The record shows that Baker did include a claim for return of the security deposit in her “complaint” in justice court. But she did not offer evidence to support this claim during the presentation of her case on appeal to the county court, nor did she object to the court's comment that she had not made a claim for return of the deposit. Consequently, she may not argue this claim now. TEX. R. APP. P. 33.1. We resolve issue five against Baker.

Landlord Access/Covenant of Quiet Enjoyment
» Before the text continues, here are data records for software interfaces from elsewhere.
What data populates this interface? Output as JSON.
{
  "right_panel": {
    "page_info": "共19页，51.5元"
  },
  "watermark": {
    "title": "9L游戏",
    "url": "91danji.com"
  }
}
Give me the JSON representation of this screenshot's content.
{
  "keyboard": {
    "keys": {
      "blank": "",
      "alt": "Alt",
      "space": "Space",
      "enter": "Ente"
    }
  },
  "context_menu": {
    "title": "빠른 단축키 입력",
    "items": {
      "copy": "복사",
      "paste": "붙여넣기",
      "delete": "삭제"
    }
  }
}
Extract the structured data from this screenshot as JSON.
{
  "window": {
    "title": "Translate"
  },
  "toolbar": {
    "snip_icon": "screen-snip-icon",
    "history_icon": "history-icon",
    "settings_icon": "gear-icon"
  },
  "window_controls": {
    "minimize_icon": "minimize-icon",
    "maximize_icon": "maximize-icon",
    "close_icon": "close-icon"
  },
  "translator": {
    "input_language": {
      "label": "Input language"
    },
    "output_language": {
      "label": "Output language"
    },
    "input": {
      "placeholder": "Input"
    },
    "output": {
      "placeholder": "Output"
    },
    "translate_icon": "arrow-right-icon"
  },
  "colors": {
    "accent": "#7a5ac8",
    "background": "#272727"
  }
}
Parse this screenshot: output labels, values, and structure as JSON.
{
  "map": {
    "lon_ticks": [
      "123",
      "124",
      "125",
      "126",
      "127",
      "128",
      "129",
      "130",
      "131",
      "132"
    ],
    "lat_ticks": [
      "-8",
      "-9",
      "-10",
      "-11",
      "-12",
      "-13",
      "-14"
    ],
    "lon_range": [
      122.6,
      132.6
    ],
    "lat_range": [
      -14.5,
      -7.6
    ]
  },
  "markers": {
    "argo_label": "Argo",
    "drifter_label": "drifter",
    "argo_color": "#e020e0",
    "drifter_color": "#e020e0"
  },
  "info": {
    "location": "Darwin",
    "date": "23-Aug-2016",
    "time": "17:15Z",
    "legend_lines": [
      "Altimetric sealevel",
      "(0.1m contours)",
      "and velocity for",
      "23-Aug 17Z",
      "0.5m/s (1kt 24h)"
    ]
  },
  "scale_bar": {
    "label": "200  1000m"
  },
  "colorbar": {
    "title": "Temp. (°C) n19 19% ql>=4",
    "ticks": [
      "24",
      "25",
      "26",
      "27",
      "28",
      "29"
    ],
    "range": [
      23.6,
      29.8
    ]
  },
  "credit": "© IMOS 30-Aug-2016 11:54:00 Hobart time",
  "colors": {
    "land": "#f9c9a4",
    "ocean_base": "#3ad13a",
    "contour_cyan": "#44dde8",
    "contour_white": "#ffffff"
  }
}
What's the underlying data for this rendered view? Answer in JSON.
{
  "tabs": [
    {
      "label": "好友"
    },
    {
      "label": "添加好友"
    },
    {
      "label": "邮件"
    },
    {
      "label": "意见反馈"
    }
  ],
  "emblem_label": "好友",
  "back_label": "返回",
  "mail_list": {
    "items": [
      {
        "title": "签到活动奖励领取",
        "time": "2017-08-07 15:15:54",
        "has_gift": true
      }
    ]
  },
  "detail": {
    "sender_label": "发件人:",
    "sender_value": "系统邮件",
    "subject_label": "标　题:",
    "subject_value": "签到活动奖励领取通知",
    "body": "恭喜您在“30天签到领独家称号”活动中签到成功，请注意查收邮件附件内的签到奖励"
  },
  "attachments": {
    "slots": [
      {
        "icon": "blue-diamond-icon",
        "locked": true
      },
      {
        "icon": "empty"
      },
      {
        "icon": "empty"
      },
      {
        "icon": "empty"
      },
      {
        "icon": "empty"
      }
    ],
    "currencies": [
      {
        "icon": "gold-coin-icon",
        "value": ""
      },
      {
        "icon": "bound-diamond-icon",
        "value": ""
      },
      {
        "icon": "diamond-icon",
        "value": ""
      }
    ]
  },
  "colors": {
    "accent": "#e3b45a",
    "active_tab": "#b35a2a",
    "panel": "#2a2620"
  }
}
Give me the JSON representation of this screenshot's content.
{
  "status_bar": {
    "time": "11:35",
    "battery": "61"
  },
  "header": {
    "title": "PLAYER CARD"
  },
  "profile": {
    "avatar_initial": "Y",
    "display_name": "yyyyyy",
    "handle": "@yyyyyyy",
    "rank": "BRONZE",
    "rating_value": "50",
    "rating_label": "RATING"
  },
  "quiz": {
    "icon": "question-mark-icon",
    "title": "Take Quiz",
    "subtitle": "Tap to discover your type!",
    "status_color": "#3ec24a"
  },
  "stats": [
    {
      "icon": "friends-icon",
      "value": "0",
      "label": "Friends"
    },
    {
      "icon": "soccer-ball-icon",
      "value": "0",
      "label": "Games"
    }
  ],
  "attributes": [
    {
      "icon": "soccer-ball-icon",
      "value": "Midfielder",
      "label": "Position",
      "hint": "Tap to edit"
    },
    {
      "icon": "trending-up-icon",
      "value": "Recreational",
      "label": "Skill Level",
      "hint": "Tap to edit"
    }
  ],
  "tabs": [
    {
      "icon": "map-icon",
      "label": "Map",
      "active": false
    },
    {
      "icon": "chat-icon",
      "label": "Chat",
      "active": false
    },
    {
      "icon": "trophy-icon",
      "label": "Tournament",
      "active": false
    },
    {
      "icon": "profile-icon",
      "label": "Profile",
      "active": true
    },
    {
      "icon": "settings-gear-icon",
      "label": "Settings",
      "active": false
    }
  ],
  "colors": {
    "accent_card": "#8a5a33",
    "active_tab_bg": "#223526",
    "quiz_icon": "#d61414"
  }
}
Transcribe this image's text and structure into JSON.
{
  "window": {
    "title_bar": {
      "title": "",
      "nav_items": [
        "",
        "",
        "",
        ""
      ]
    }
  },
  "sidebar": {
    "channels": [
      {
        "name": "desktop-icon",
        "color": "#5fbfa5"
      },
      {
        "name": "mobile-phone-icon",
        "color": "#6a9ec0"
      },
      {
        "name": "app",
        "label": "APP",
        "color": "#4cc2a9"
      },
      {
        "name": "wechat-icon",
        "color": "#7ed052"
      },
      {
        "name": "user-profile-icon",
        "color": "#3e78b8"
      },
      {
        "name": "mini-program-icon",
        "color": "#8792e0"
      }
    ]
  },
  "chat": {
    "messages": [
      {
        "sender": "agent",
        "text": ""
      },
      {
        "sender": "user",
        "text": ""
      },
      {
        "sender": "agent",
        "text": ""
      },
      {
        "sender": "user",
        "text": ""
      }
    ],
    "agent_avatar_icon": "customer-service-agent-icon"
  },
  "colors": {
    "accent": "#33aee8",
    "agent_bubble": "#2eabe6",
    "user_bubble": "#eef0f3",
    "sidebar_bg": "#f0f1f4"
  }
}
In issue six, Baker argues that Landlord “infringed upon [her] home life to her dismay in the final days of her tenancy by showing the property to prospective tenants [without notice or permission from her]. He simply used his key.” She also argues that Landlord “had the responsibility to oversee that any of his contractors respected [her] right to request an agreed upon time for which to render services for maintenance and/or lawn care.” We previously addressed Baker's complaints regarding lawn care. With regard to Landlord's showing the property to prospective tenants without her permission, Baker did not raise this issue below and, consequently, it presents nothing for our review. TEX. R. APP. P. 33.1. We resolve issue six against Baker.

Judicial Bias

In issue seven, Baker argues that the trial court was biased against her and prevented her from properly presenting her case. A complaint of judicial bias must be made at the time the allegedly improper comment is made in order to preserve error for appellate review. Dow Chem. Co., 46 S.W.3d at 241. Baker did not complain at the time and, as a result, this issue presents nothing for our review. TEX. R. APP. P. 33.1. We resolve issue seven against Baker.


Having resolved all of Baker's issues against her, we affirm the trial court's take-nothing judgment in favor of Landlord.


1.   The lease was extended each year for three years, with the expiration of the last extension being October 31, 2015. Baker testified that she was able to work out a suitable schedule for the lawn care service during the first two years.

2.   Landlord also stated that Baker's neighbor said he had to get a restraining order against Baker “because she was – you know, she came to my house, cussing me out, yelling at me.” Apparently the neighbor had a birthday party and a couple of the guests parked at Baker's house, and “she came unglued about that ․” Landlord testified that he used to live in that house, and both the lawn service and the neighbor continued to do things the way Landlord had allowed when he lived there. Landlord said he advised them they could not do that any longer.

3.   Landlord attempted to collect an additional $97 per month in rent from Baker. He testified that this dispute was resolved with the Housing Authority that same month. This was not an issue on appeal to the county court.

4.   Baker states that she sued Landlord in justice court in July 2015. The “Statement of Claim” is not dated, but is file stamped September 15, 2015. However, because the judgment in justice court is dated September 11, 2015, Baker must have filed the Statement of Claim prior to that date. She also filed an affidavit of inability to pay costs, and that document is dated July 23, 2015.

5.   This allegation refers to Baker's claim that Landlord failed to keep the grass mowed, attracting rodents that infested a storage building on the property where she stored some of her things.

6.   Additionally, Baker's citations to the property code refer to the security of the “dwelling.” See TEX. PROP. CODE ANN. §§ 92.001, .153. She does not cite authority for the proposition that a landlord is required to provide those security devices for a storage building not attached to the “dwelling.”